- Peppers, cucumbers and broccoli are the new gold in the aisles in Australia
- A retailer sold bell peppers and broccoli for $17/kg, cucumbers for $15/kg
- High fuel costs for transport, flooding and heavy rainfall are the cause of price increases
The top prize of vegetables puts the price of lettuce to shame, with family favorites like cucumbers rising to new heights at $15/kg and broccoli at $17/kg.
Woolworths is selling cucumbers and peppers separately online to disguise the price hike, while Harris Farm is charging up to $40/kg for organic red peppers.
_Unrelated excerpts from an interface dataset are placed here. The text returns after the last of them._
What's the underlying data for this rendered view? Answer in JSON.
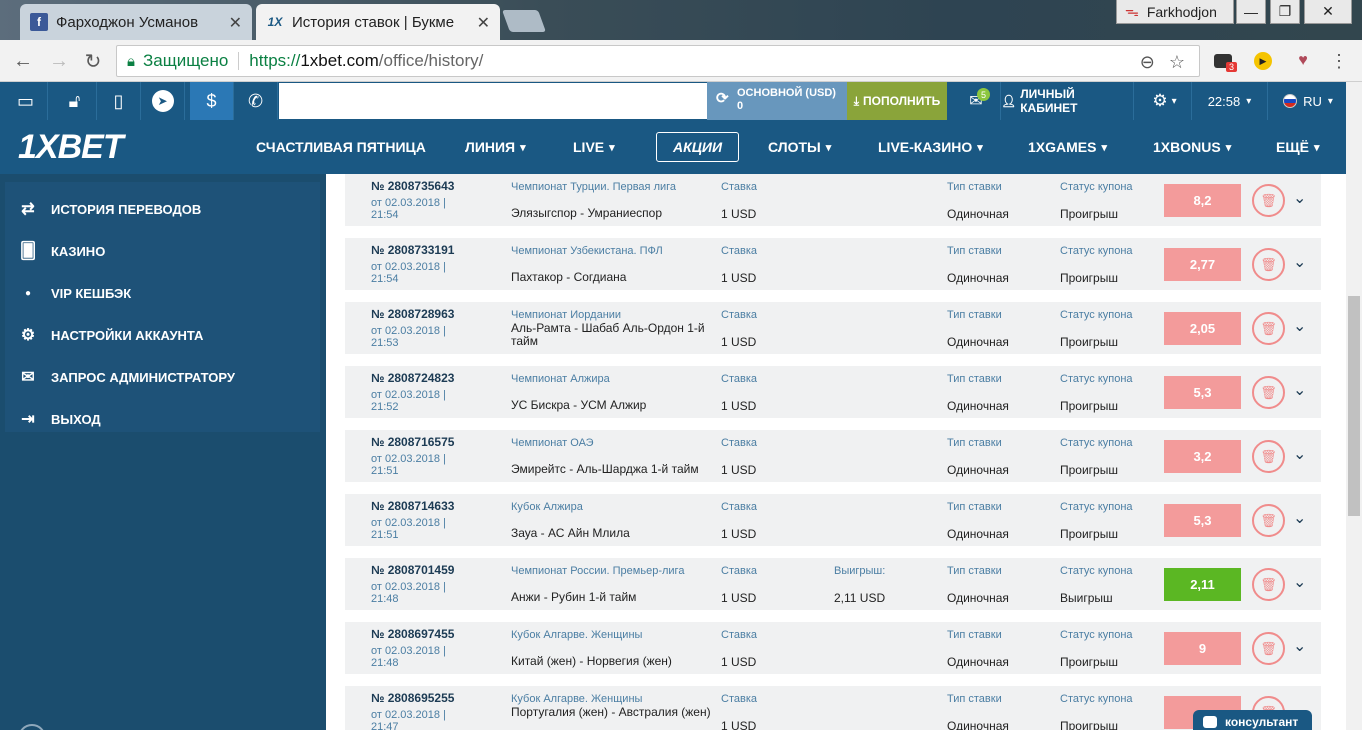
{
  "browser": {
    "tabs": [
      {
        "title": "Фарходжон Усманов",
        "icon": "facebook-icon"
      },
      {
        "title": "История ставок | Букме",
        "icon": "1x-icon"
      }
    ],
    "user": "Farkhodjon",
    "secure_label": "Защищено",
    "url_scheme": "https://",
    "url_host": "1xbet.com",
    "url_path": "/office/history/",
    "ext_badge": "3"
  },
  "topbar": {
    "balance_label": "ОСНОВНОЙ (USD)",
    "balance_value": "0",
    "deposit_label": "ПОПОЛНИТЬ",
    "mail_badge": "5",
    "cabinet_label": "ЛИЧНЫЙ КАБИНЕТ",
    "time": "22:58",
    "lang": "RU"
  },
  "nav": {
    "logo": "1XBET",
    "items": [
      "СЧАСТЛИВАЯ ПЯТНИЦА",
      "ЛИНИЯ",
      "LIVE",
      "АКЦИИ",
      "СЛОТЫ",
      "LIVE-КАЗИНО",
      "1XGAMES",
      "1XBONUS",
      "ЕЩЁ"
    ]
  },
  "sidebar": {
    "items": [
      {
        "label": "ИСТОРИЯ ПЕРЕВОДОВ",
        "icon": "transfer-arrows-icon"
      },
      {
        "label": "КАЗИНО",
        "icon": "cards-icon"
      },
      {
        "label": "VIP КЕШБЭК",
        "icon": "bullet-icon"
      },
      {
        "label": "НАСТРОЙКИ АККАУНТА",
        "icon": "gears-icon"
      },
      {
        "label": "ЗАПРОС АДМИНИСТРАТОРУ",
        "icon": "envelope-icon"
      },
      {
        "label": "ВЫХОД",
        "icon": "exit-icon"
      }
    ]
  },
  "labels": {
    "stake": "Ставка",
    "winnings": "Выигрыш:",
    "bet_type": "Тип ставки",
    "coupon_status": "Статус купона"
  },
  "bets": [
    {
      "num": "№ 2808735643",
      "date": "от 02.03.2018 |",
      "time": "21:54",
      "league": "Чемпионат Турции. Первая лига",
      "match": "Элязыгспор - Умраниеспор",
      "stake": "1 USD",
      "win": "",
      "type": "Одиночная",
      "status": "Проигрыш",
      "coef": "8,2",
      "result": "lose"
    },
    {
      "num": "№ 2808733191",
      "date": "от 02.03.2018 |",
      "time": "21:54",
      "league": "Чемпионат Узбекистана. ПФЛ",
      "match": "Пахтакор - Согдиана",
      "stake": "1 USD",
      "win": "",
      "type": "Одиночная",
      "status": "Проигрыш",
      "coef": "2,77",
      "result": "lose"
    },
    {
      "num": "№ 2808728963",
      "date": "от 02.03.2018 |",
      "time": "21:53",
      "league": "Чемпионат Иордании",
      "match": "Аль-Рамта - Шабаб Аль-Ордон 1-й тайм",
      "stake": "1 USD",
      "win": "",
      "type": "Одиночная",
      "status": "Проигрыш",
      "coef": "2,05",
      "result": "lose"
    },
    {
      "num": "№ 2808724823",
      "date": "от 02.03.2018 |",
      "time": "21:52",
      "league": "Чемпионат Алжира",
      "match": "УС Бискра - УСМ Алжир",
      "stake": "1 USD",
      "win": "",
      "type": "Одиночная",
      "status": "Проигрыш",
      "coef": "5,3",
      "result": "lose"
    },
    {
      "num": "№ 2808716575",
      "date": "от 02.03.2018 |",
      "time": "21:51",
      "league": "Чемпионат ОАЭ",
      "match": "Эмирейтс - Аль-Шарджа 1-й тайм",
      "stake": "1 USD",
      "win": "",
      "type": "Одиночная",
      "status": "Проигрыш",
      "coef": "3,2",
      "result": "lose"
    },
    {
      "num": "№ 2808714633",
      "date": "от 02.03.2018 |",
      "time": "21:51",
      "league": "Кубок Алжира",
      "match": "Зауа - АС Айн Млила",
      "stake": "1 USD",
      "win": "",
      "type": "Одиночная",
      "status": "Проигрыш",
      "coef": "5,3",
      "result": "lose"
    },
    {
      "num": "№ 2808701459",
      "date": "от 02.03.2018 |",
      "time": "21:48",
      "league": "Чемпионат России. Премьер-лига",
      "match": "Анжи - Рубин 1-й тайм",
      "stake": "1 USD",
      "win": "2,11 USD",
      "type": "Одиночная",
      "status": "Выигрыш",
      "coef": "2,11",
      "result": "win"
    },
    {
      "num": "№ 2808697455",
      "date": "от 02.03.2018 |",
      "time": "21:48",
      "league": "Кубок Алгарве. Женщины",
      "match": "Китай (жен) - Норвегия (жен)",
      "stake": "1 USD",
      "win": "",
      "type": "Одиночная",
      "status": "Проигрыш",
      "coef": "9",
      "result": "lose"
    },
    {
      "num": "№ 2808695255",
      "date": "от 02.03.2018 |",
      "time": "21:47",
      "league": "Кубок Алгарве. Женщины",
      "match": "Португалия (жен) - Австралия (жен)",
      "stake": "1 USD",
      "win": "",
      "type": "Одиночная",
      "status": "Проигрыш",
      "coef": "",
      "result": "lose"
    }
  ],
  "consultant_label": "консультант"
}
But even traditionally grown broccoli, a favorite packed with fiber, iron and protein, is also rising, selling on the Harris Farm Markets website for $17 a pound.
Green peppers soared to new heights at Harris Farm at a staggering $17/kg, while reds lagged at 14.70/kg
Cucumbers are on the market for $15/kg at Harris Farm (pictured in Albury), with organic cucumbers up for grabs for a whopping $30.72/kg
The broccoli superfood is sold at a lower price on Coles Online at $11.90/kg
But the superfood is sold at a lower price on Coles Online at $11.90/kg, with specialty green peppers at $5.90/kg, red peppers at $10.90 and cucumbers at $12.90/kg.
Green peppers soared to new heights at Harris Farm Markets at a staggering $17/kg, while reds lagged at 14.70/kg.
Cucumbers, which aid in gut health, are on the market for $15/kg at Harris Farm Markets, with organic cucumbers up for grabs at a whopping $30.72/kg.
Woolworths markets broccoli pieces for nearly $4 each, Lebanese cucumbers for $2.32 each plus green and red bell peppers for $2.50 and $3.63 each, respectively.
The new gold in the vegetable aisles came after shoppers faced price increases of lettuce to $12 per unit for the sandwich filler.
Some gamblers are now going to extreme lengths to save money on vegetables by breaking off broccoli stems.
Red bell peppers went for nearly $40/kg on the Harris Farm Markets website (pictured) as the vitamin C-packed vegetable is becoming more out of reach for Aussies
Gut health contributing cucumbers are on the market for $15/kg at Harris Farm Markets, with organic cucumbers up for grabs at a whopping $30.72/kg
Aussie shoppers are devising cheeky ways to save on grocery bills amid rising cost of living, with some breaking the stems of broccoli as the price skyrockets
A Coles customer in Melbourne showed the supermarket shelf littered with leftover broccoli stems in a social media post that went viral.
A social media commenter suggested taking the stems off, making them much lighter and saving up to $1.50.
Another said buyers should not waste their broccoli stems, but instead chop them and add them to their meals in the same way as the florets.
KFC workers who added cabbage to burgers infuriated customers when the fast food giant slashed over the high price of lettuce.
It told customers it was using a cabbage-lettuce blend last week due to the high price of lettuce following floods in NSW and Queensland.
Meanwhile, supermarket giants and food wholesalers have attributed current prices and shortages of leafy greens to a number of factors.
Heavy rains at the beginning of the year in Queensland and New South Wales are responsible for spoiling Australia’s domestic lettuce growing and harvesting, reducing the local supply of produce.
Trade and export flows also influence the domestic supply of fresh fruit and vegetables.
Cabbage and lettuce are both highly perishable vegetables and cannot be kept for long even in ideal storage conditions.
Fuel costs have risen around the world as a result of the war in Ukraine and political instability, greatly impacting transport costs within Australia’s food supply chains.
Woolies sell their vegetables separately to disguise the high cost (pictured)
Plain broccoli also climbs high, selling on the Harris Farm Markets website for $17/kilo (pictured, right)
Trade and export flows also influence the domestic supply of fresh fruit and vegetables